### TASK OBJECTIVE
Print the listing below exactly. Leave nothing out.

────────

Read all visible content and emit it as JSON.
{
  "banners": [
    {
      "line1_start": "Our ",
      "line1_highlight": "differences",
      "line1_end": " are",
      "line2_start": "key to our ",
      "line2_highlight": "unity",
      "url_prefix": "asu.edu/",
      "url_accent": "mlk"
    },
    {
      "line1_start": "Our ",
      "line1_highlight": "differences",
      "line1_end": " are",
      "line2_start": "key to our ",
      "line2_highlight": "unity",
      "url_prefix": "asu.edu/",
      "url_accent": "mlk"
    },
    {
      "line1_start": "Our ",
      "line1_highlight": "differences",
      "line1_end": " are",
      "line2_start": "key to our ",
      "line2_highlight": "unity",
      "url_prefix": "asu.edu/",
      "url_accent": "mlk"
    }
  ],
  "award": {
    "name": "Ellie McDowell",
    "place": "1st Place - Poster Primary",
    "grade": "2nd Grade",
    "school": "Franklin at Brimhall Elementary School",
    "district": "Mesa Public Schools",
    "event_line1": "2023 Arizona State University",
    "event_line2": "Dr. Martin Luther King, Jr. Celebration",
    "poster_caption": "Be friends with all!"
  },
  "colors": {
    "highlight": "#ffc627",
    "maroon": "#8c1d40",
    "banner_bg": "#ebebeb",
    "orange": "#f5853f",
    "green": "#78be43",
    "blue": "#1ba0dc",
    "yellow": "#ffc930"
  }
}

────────

### SOLUTION FOR THIS PROBLEM
Read all visible content and emit it as JSON.
{
  "banners": [
    {
      "line1_start": "Our ",
      "line1_highlight": "differences",
      "line1_end": " are",
      "line2_start": "key to our ",
      "line2_highlight": "unity",
      "url_prefix": "asu.edu/",
      "url_accent": "mlk"
    },
    {
      "line1_start": "Our ",
      "line1_highlight": "differences",
      "line1_end": " are",
      "line2_start": "key to our ",
      "line2_highlight": "unity",
      "url_prefix": "asu.edu/",
      "url_accent": "mlk"
    },
    {
      "line1_start": "Our ",
      "line1_highlight": "differences",
      "line1_end": " are",
      "line2_start": "key to our ",
      "line2_highlight": "unity",
      "url_prefix": "asu.edu/",
      "url_accent": "mlk"
    }
  ],
  "award": {
    "name": "Ellie McDowell",
    "place": "1st Place - Poster Primary",
    "grade": "2nd Grade",
    "school": "Franklin at Brimhall Elementary School",
    "district": "Mesa Public Schools",
    "event_line1": "2023 Arizona State University",
    "event_line2": "Dr. Martin Luther King, Jr. Celebration",
    "poster_caption": "Be friends with all!"
  },
  "colors": {
    "highlight": "#ffc627",
    "maroon": "#8c1d40",
    "banner_bg": "#ebebeb",
    "orange": "#f5853f",
    "green": "#78be43",
    "blue": "#1ba0dc",
    "yellow": "#ffc930"
  }
}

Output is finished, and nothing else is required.